The Senate on Thursday passed the Family Farmer Relief Act, a bill that raises the amount of debt that farmers interested in filing for Chapter 12 bankruptcy can hold. Right now, the debt cap is approximately $4.2 million, and this proposed law will raise it to $10 million. The bill has now moved to President Trump’s desk for his signature.
Chapter 12 is reorganization bankruptcy for family farmers and fishermen. In other words, it is a form of bankruptcy that allows farmers and commercial fishermen to continue farming/fishing by restructuring their finances and avoiding liquidation or foreclosure. Chapter 12 currently requires that debtors meet the following criteria:
- Be engaged in farming or commercial fishing operations;
- Have a total debt of not more than $4,153,150* if they are farmers or $1,924,550 if they are fishermen;
- Owe 50% of their total debts as a result of farming operations or 80% of their total debts as a result of commercial fishing operations (excluding home mortgages);
- Derive over 50% of their gross income from farming or commercial fishing operations.
There are limitations on who can file for Chapter 12 bankruptcy. Partnerships and corporations can only file for Chapter 12 if a single-family owns more than 50% of their stock or equity interest. If a corporation or partnership qualifies for Chapter 12 bankruptcy, similar restrictions apply to farmers and fishing operations as those listed above.
When a Chapter 12 bankruptcy case is filed, an impartial trustee is appointed to administer the case. Filing a petition under Chapter 12 “automatically stays” most collection actions against the debtor or the debtor’s property and the bankruptcy clerk gives notice of the bankruptcy case to all creditors. While the stay is in place, creditors may not try to collect past-due debts. The trustee will then hold a “meeting of creditors”, where the trustee and creditors may ask the debtor questions regarding the debtor’s financial affairs and proposed terms of the debtor’s repayment plan.
The debtor has 90 days after filing the petition to file a plan of repayment. The plan, which must be submitted to the court for approval, provides for payment of fixed amounts to the trustee on a regular basis. The trustee then distributes the funds to creditors according to the terms of the plan.
The Family Farmer Relief Act was introduced in response to an increase in the number of farmers filing for bankruptcy. According to research conducted by reporter Maura Sadovi, there were 474 Chapter 12 filings in 2018, up from 458 in 2017 and 317 in 2014.
* Under the new law, this limit would be raised to $10 million for farmers.
The National Agricultural Law Center will host a webinar discussing the specifics of Chapter 12 bankruptcy on October 16th. To register for the webinar, click here.

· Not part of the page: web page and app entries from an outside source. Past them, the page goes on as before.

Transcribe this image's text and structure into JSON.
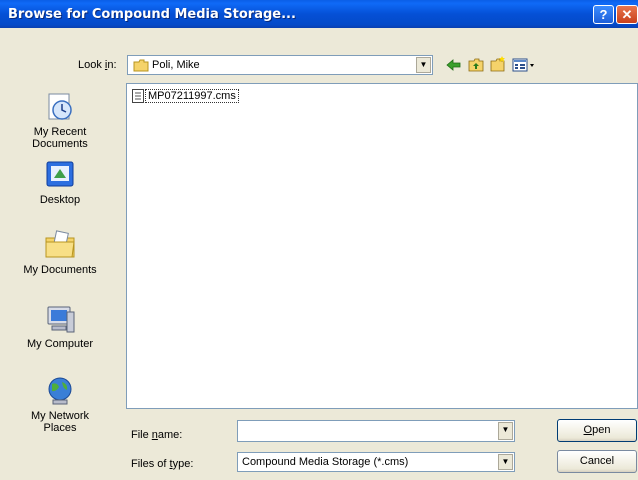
{
  "window": {
    "title": "Browse for Compound Media Storage...",
    "help_label": "?",
    "close_label": "✕"
  },
  "look_in": {
    "label_pre": "Look ",
    "label_key": "i",
    "label_post": "n:",
    "value": "Poli, Mike"
  },
  "places": [
    {
      "label": "My Recent\nDocuments",
      "icon": "recent-documents-icon"
    },
    {
      "label": "Desktop",
      "icon": "desktop-icon"
    },
    {
      "label": "My Documents",
      "icon": "my-documents-icon"
    },
    {
      "label": "My Computer",
      "icon": "my-computer-icon"
    },
    {
      "label": "My Network\nPlaces",
      "icon": "network-places-icon"
    }
  ],
  "files": [
    {
      "name": "MP07211997.cms"
    }
  ],
  "file_name": {
    "label_pre": "File ",
    "label_key": "n",
    "label_post": "ame:",
    "value": ""
  },
  "file_type": {
    "label_pre": "Files of ",
    "label_key": "t",
    "label_post": "ype:",
    "value": "Compound Media Storage (*.cms)"
  },
  "buttons": {
    "open_key": "O",
    "open_rest": "pen",
    "cancel": "Cancel"
  },
  "colors": {
    "titlebar": "#0550d6",
    "dialog_bg": "#ece9d8",
    "field_border": "#7f9db9"
  }
}
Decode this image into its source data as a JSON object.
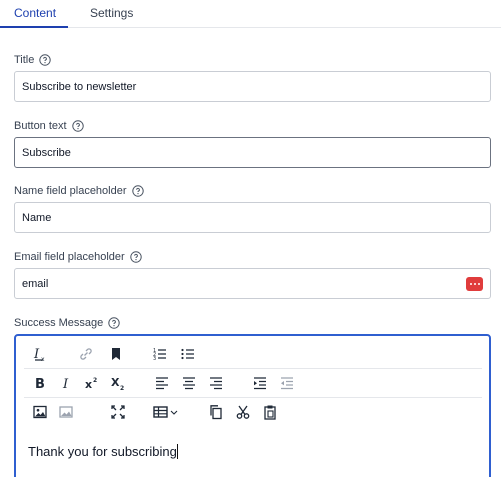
{
  "tabs": [
    {
      "label": "Content",
      "active": true
    },
    {
      "label": "Settings",
      "active": false
    }
  ],
  "fields": {
    "title": {
      "label": "Title",
      "value": "Subscribe to newsletter"
    },
    "button_text": {
      "label": "Button text",
      "value": "Subscribe"
    },
    "name_placeholder": {
      "label": "Name field placeholder",
      "value": "Name"
    },
    "email_placeholder": {
      "label": "Email field placeholder",
      "value": "email"
    },
    "success_message": {
      "label": "Success Message"
    }
  },
  "editor": {
    "content": "Thank you for subscribing",
    "toolbar_rows": [
      [
        "clear-formatting-icon",
        "link-icon",
        "bookmark-icon",
        "numbered-list-icon",
        "bulleted-list-icon"
      ],
      [
        "bold-icon",
        "italic-icon",
        "superscript-icon",
        "subscript-icon",
        "align-left-icon",
        "align-center-icon",
        "align-right-icon",
        "indent-icon",
        "outdent-icon"
      ],
      [
        "image-icon",
        "media-icon",
        "fullscreen-icon",
        "table-icon",
        "copy-icon",
        "cut-icon",
        "paste-icon"
      ]
    ]
  },
  "colors": {
    "accent": "#1e40af",
    "focus_border": "#2f5fd0",
    "password_icon": "#e03c3c"
  }
}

To read/download an issue brief discussing the proposed changes, click here.
For more information from the National Agricultural Law Center on bankruptcy in general, click here.
For information from the Bankruptcy Court specific to Chapter 12, click here.
To read the Family Farmer Relief Act of 2019 click here.